It is also fascinating to see black and white footage from prior to  and during the Russian Revolution. The dysfunctional society is evident: the appalling poverty of the general bulk of the people is contrasted with footage of the glittering court. We see influences of modern art and design and how the Russian Revolution and Great Depression affected the House.

The film begins and ends poignantly with the derelict Faberge dacha. From the encrusted unique, bejewelled Easter eggs of the Romanovs to the 1970s allure of ‘Brut by Faberge’ aftershave, and from the Russian revolution to contemporary glitzy high-power fashion shows in New York and London we see how the Faberge name has survived even through some relatively rocky times.

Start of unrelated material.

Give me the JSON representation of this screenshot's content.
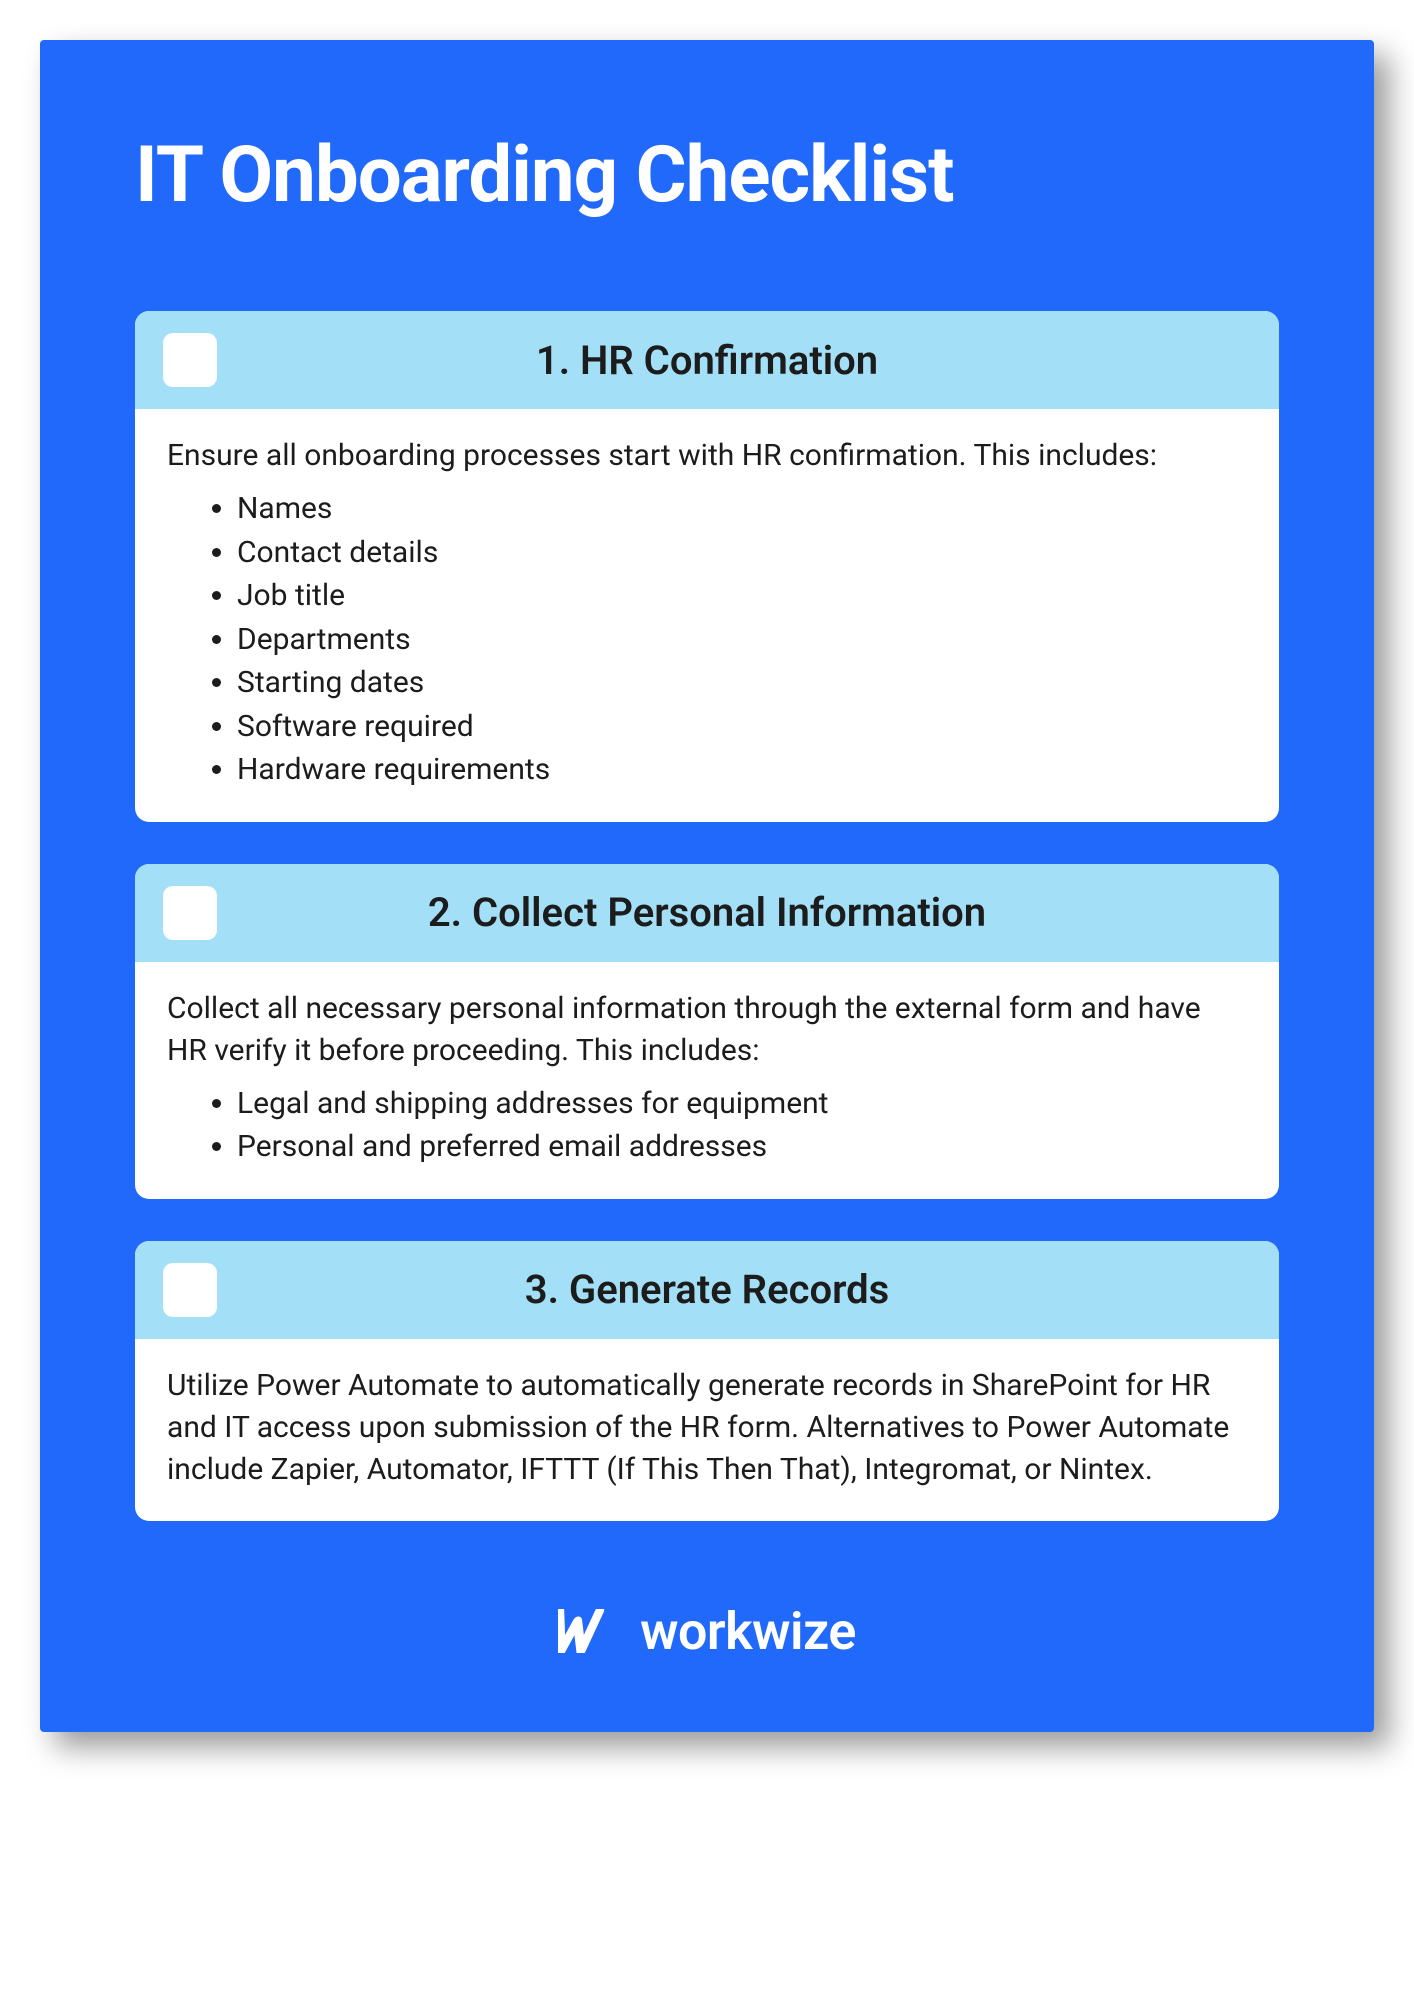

We learn that at one point in its heyday Faberge’s Russian HQ had over three hundred staff and we see some of today’s top jewellers at work. We are shown, amongst other things, the process of enamelling.

We see watches, trinket boxes, photo frames, cigar boxes, rings, cufflinks, fans, the delightful menagerie of animals and numerous other dazzling items. The extraordinary attention to detailed,exquisite craftsmanship and technique is mentioned throughout.

The film’s soundscape includes snippets from Mussorgsky, Borodin, Tchaikovsky, Rimsky–Korsakov, Chopin and other great Russian composers.

Two historic new eggs are also shown in the film in an incredible conclusion. Completed in 2015, The Pearl Egg is the newest first ‘Imperial Class’ egg and was created to mark 100 years since the production of the last Imperial Egg for Tsar Nicolas II. Over 3,000 diamond and natural pearls adorn the magnificent object d’art, now held in a private collection.

Serendipitously unearthed by a US scrap metal dealer a few years ago, the recently discovered Third Imperial egg and its extraordinary story are also discussed in the final part of the film .

An enthralling, oh so opulent film full of lavish splendour and beauty.

Running time : 90 minutes.

FABERGE: A LIFE OF ITS OWN screens at selected cinemas as of August 15.